Posted on August 27, 2014 by Julie Brook, Esq.
Attorneys risk expert contamination when they provide information to an expert about a case. Although you need to discuss the case candidly and openly with your expert, you don’t want to contaminate the expert with information on the case’s weaknesses and problems. Five simple rules will help you minimize the risk of unnecessarily imparting harmful information to your expert. Continue reading
Filed under: Civil Litigation, Legal Topics, Litigation Strategy, Trial Strategy | Tagged: attorney work product, attorneys, consultants, expert advice, expert witnesses, litigation, privilege, trial, witness preparation | Leave a comment »
Posted on July 18, 2014 by Julie Brook, Esq.
Feeling out of your element by the technical aspects of your personal injury case? Get a technical experts on your team! Here’s how technical experts can help in common personal injury cases, such as slip and fall, car accident, and product liability. Continue reading
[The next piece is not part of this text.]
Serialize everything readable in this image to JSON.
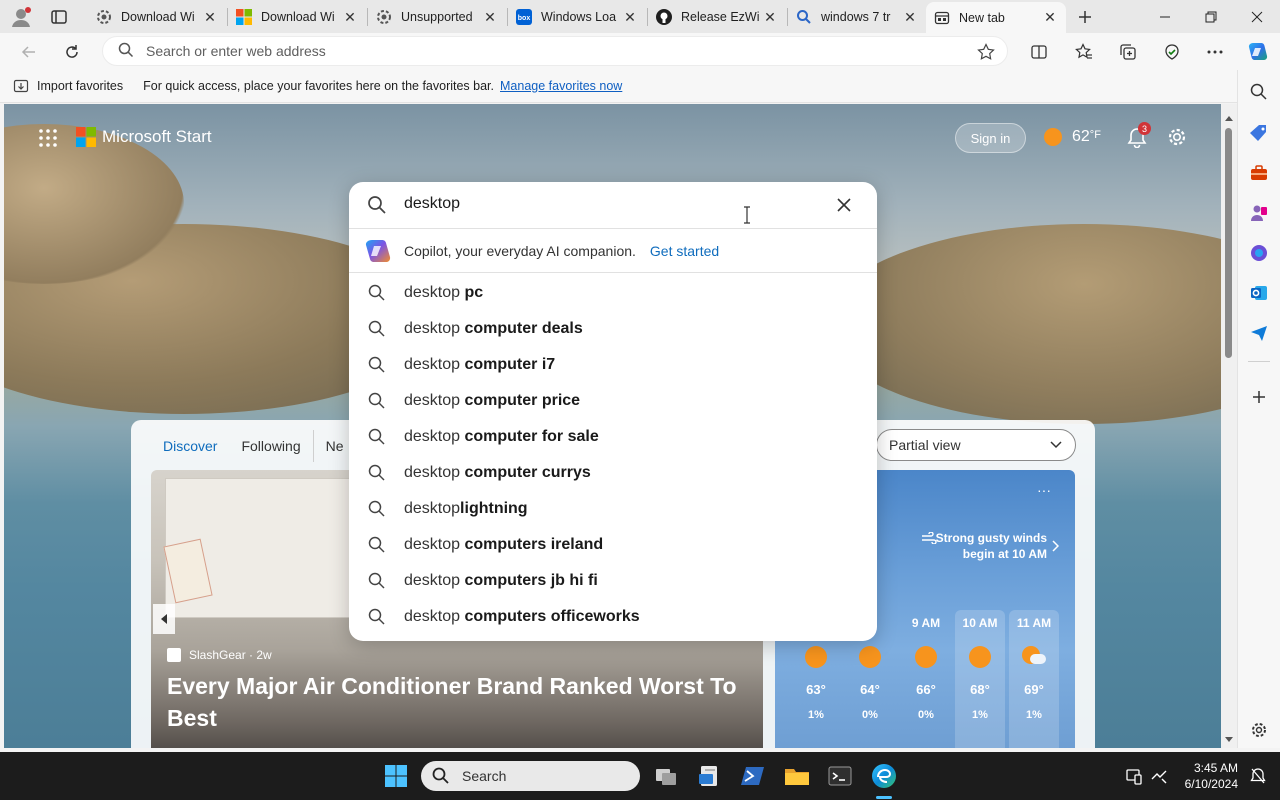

Filed under: Legal Topics, Personal Injury, Tort Law | Tagged: attorneys, car accident, expert witnesses, personal injury, product liability, slip and fall, technical experts, trial attorneys, trial consultants | 1 Comment »
Posted on July 2, 2014 by Julie Brook, Esq.
One of the most important factors to consider when taking a case is whether the cost of litigating is likely to outweigh the gain. Even if the potential clients are willing to pay your fee, you may better serve them by saying “No.” Continue reading
Filed under: Civil Litigation, Legal Topics, Litigation Strategy, Pretrial Matters, Young Lawyers | Tagged: attorney-client relationship, attorneys, business litigation, filing a lawsuit, litigation, new representation, personal injury, plaintiff's attorney | 1 Comment »
Posted on June 23, 2014 by Julie Brook, Esq.
Seasoned litigators know how important it can be to have a good relationship with courtroom staff. Bringing holiday treats or morning coffee can certainly bolster that relationship, but is it ok to do?
Filed under: Practice of Law, Young Lawyers | Tagged: attorney conduct, attorneys, courtroom behavior, courtroom conduct, courtroom staff, gifts, inappropriate gifts, jury | Leave a comment »
Posted on June 13, 2014 by Julie Brook, Esq.
As an attorney, you have a duty to do an adequate investigation before asserting any claim, but your investigation can’t intrude on others’ privacy rights. Getting public record information is one way to get what you need without a privacy problem. But what if the information isn’t available online or through a visit to a federal agency? Make a Freedom of Information Act request.
Filed under: Civil Litigation, Discovery | Tagged: attorneys, claim investigation, federal agency, FOIA, FOIA request, Freedom of Information Act, public records | 1 Comment »
Posted on April 18, 2014 by Julie Brook, Esq.
It’s common for witnesses forget facts while testifying—often due to nerves and sometimes due to selective memory. The good news is that you can use almost any item to refresh a witness’s recollection. Continue reading
Filed under: Civil Litigation, Criminal Law, Legal Topics, Litigation Strategy, Trial Strategy | Tagged: attorneys, direct examination, forgetful witness, litigation, marking exhibits, past recollection recorded, refreshing recollection, trial, trial exhibit, trial objections, witness | 2 Comments »
Posted on April 11, 2014 by Julie Brook, Esq.
As they say, never miss a chance to make a good first impression. If the judge permits it, take the opportunity to address prospective jurors before the oral questioning phase of the voir dire has begun. There are many advantages to the mini-opening statement and little downside. Continue reading
Filed under: Civil Litigation, Criminal Law, Legal Topics, Litigation Strategy, Pretrial Matters | Tagged: attorneys, jury selection, opening statement, statement to jurors, trial, voir dire | Leave a comment »